- Your task
Return every line of the entries that includes the word "this".

- Opening Delimiter -

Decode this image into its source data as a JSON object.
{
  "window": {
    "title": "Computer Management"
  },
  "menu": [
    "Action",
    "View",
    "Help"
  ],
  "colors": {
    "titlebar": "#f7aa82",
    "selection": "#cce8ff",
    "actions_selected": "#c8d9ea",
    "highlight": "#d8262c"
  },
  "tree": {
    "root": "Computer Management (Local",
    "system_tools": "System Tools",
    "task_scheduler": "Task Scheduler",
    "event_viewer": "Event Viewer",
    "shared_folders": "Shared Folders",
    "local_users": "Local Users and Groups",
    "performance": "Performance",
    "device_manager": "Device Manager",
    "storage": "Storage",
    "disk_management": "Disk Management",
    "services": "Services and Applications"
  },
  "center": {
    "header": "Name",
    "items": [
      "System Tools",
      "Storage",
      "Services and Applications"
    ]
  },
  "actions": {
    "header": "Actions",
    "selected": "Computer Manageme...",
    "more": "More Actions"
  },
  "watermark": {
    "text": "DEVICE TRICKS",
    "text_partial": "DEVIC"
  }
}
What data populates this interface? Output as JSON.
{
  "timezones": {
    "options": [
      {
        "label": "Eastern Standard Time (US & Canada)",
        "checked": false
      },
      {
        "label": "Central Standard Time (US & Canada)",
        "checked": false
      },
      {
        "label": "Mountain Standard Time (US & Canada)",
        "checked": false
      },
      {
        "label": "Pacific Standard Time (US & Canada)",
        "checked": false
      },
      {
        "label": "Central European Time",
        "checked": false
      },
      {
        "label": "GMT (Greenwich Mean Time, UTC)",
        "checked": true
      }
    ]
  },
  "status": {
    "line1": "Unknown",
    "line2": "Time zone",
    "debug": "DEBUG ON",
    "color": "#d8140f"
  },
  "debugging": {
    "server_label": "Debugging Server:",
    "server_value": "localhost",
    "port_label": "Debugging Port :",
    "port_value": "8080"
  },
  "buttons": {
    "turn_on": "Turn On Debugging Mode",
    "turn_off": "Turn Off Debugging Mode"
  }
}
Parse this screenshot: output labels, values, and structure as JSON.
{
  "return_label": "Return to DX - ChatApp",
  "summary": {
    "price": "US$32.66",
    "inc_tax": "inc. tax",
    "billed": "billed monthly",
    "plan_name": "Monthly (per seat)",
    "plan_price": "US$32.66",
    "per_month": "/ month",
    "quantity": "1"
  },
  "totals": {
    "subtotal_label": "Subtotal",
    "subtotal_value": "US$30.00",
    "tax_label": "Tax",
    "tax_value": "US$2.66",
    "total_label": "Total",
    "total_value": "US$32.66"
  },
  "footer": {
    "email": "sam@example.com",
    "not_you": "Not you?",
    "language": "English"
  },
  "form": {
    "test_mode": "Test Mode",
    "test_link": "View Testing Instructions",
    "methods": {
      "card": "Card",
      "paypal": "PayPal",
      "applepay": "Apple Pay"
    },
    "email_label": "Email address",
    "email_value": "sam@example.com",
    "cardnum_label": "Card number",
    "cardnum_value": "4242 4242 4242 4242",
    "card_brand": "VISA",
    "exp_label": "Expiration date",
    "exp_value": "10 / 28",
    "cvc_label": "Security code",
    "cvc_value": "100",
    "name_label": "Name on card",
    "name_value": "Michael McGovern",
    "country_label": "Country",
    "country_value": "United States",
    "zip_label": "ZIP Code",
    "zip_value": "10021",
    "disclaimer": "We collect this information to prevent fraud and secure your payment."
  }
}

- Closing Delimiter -

- Task solution
Decode this image into its source data as a JSON object.
What data populates this interface? Output as JSON.
Parse this screenshot: output labels, values, and structure as JSON.
    "disclaimer": "We collect this information to prevent fraud and secure your payment."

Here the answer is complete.